Katy Soar (University of Sheffield), ‘Framing the Minoans: Representing Knossos in early twentieth century postcards’
Sir Arthur Evans’ excavations at the Palace of Knossos on Crete were the beginning of the development of what is now the most popular tourist spot on the island. From the very start, this site was created to be a living monument, a theatre of the past, which acted as a microcosm for Evans’ vision of the Minoans. This vision was authenticated through experience; this paper seeks to examine the use of postcards as a form of experience.
This paper investigates the production of postcards of the palace at the beginning of the 20th century. In particular, this paper examines the role of postcards in the creation of Knossos as a site of archaeological discourse and their role in place-making – the creation of iconic sites. Drawing on Goffman’s theory of frame-making, it will examine the postcard as an interpretive frame which is used by viewers to interpret, make sense of, and shape contemporary ways of viewing the past. This is particularly relevant for postcards, whose very purpose is to be mobile, and to circulate within networks of people that are physically distant from the site they represent. As such, the images they promote and attempt to authenticate affect not just the site visitor, but permeate society at all levels, authenticating archaeological discourse even amongst those who have never visited the site.
Ian Walker (University of South Wales), ‘Photographing the Parthenon frieze at one remove’
Frieze is a body of photographs taken by myself, depicting casts and copies of the Parthenon Frieze found in a wide range of places. The sites include public buildings such as museums, civic centres and art schools, but I have also recorded casts in private homes, gardens and shop windows.

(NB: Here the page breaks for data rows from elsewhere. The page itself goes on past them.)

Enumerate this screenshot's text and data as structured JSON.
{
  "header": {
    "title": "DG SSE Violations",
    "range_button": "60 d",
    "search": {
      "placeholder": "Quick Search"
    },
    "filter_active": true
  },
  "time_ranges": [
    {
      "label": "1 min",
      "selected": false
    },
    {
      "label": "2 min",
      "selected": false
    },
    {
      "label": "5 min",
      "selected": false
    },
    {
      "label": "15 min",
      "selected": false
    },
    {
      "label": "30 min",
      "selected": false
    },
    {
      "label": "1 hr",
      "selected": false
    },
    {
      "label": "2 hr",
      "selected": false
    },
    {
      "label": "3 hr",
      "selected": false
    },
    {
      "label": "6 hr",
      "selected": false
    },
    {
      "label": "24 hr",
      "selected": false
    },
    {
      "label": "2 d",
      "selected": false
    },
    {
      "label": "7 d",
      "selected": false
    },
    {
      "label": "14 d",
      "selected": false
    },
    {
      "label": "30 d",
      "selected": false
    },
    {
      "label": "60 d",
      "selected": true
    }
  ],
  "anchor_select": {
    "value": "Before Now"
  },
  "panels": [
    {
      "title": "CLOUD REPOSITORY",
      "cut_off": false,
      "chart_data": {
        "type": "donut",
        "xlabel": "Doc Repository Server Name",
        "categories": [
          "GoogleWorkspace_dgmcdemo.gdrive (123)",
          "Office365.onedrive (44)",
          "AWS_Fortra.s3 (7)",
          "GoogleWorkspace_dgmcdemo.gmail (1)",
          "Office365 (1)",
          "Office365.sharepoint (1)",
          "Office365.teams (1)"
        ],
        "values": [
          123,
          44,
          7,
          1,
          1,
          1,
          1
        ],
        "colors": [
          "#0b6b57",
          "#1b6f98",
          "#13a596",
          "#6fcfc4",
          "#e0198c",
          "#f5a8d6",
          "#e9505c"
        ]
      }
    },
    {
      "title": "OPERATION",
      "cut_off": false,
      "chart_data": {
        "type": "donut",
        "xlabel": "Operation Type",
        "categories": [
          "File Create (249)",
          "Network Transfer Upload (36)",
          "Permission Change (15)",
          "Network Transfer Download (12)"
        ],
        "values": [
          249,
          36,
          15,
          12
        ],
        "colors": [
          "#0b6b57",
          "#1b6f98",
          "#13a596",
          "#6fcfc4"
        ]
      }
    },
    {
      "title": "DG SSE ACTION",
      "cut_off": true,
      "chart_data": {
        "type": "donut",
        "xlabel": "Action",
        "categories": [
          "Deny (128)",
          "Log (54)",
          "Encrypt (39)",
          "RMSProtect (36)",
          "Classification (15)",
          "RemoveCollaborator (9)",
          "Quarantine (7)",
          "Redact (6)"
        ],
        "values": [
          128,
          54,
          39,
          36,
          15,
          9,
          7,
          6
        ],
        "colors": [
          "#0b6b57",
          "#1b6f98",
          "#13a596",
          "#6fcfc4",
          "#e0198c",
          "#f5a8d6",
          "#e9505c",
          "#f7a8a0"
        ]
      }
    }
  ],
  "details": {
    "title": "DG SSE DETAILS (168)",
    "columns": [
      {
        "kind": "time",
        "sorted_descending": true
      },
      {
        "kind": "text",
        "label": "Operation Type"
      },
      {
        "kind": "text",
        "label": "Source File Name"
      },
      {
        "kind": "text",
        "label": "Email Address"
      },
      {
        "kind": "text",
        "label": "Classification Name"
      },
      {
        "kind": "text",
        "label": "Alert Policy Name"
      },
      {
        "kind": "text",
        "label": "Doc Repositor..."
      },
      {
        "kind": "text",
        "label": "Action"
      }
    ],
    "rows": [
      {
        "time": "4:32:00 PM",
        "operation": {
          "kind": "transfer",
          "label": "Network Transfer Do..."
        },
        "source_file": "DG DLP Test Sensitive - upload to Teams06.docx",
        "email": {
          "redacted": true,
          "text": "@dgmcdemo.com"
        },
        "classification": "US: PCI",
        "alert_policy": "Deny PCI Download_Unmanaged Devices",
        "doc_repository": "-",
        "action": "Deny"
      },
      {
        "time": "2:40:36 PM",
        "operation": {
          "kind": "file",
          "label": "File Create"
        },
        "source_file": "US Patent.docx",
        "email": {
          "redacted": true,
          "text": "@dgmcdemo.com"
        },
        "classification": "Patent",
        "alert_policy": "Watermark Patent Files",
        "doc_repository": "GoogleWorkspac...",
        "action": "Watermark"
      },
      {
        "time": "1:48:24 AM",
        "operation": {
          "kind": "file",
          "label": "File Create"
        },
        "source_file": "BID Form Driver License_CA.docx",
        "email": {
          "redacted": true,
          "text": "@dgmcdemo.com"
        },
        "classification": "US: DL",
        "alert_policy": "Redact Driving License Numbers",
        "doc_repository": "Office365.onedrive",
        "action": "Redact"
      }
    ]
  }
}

I began photographing these in the UK in the 1990s and my first examples were found in Oxford, Cambridge, Bristol, Manchester, Blackpool and Edinburgh as well as London. Recent internet research has enabled me to seek out other examples in Europe (Paris, Berlin and Istanbul) and the USA (Seattle, Chicago and New York).
My intention with this paper is to present a number of these photographs and, through them, discuss the way that such photographs of plaster casts in situ might connect with larger questions about the role of antiquity in Western culture.
Within that context, casts of the Parthenon Frieze have a particularly resonant and enduring role. But this positioning is not single or simple and each copy has its own meaning in its particular setting. Together they build a varied set of cultural and pictorial meanings.
Behind these images, there of course hovers the fraught question of where the actual Parthenon Marbles should be located. This project does not provide an answer, but it does suggest that the embedding of an artwork in an alien context, far from its site of origin or native habitat, opens up new meanings, new resonances.
But then this is what photographs also do. Photos and plaster casts share an indexical connection with an original source, but at the same time, both media create an unsettling sense of removal from that original. But what happens when one takes a photograph of a cast? Is the sense of disturbance redoubled?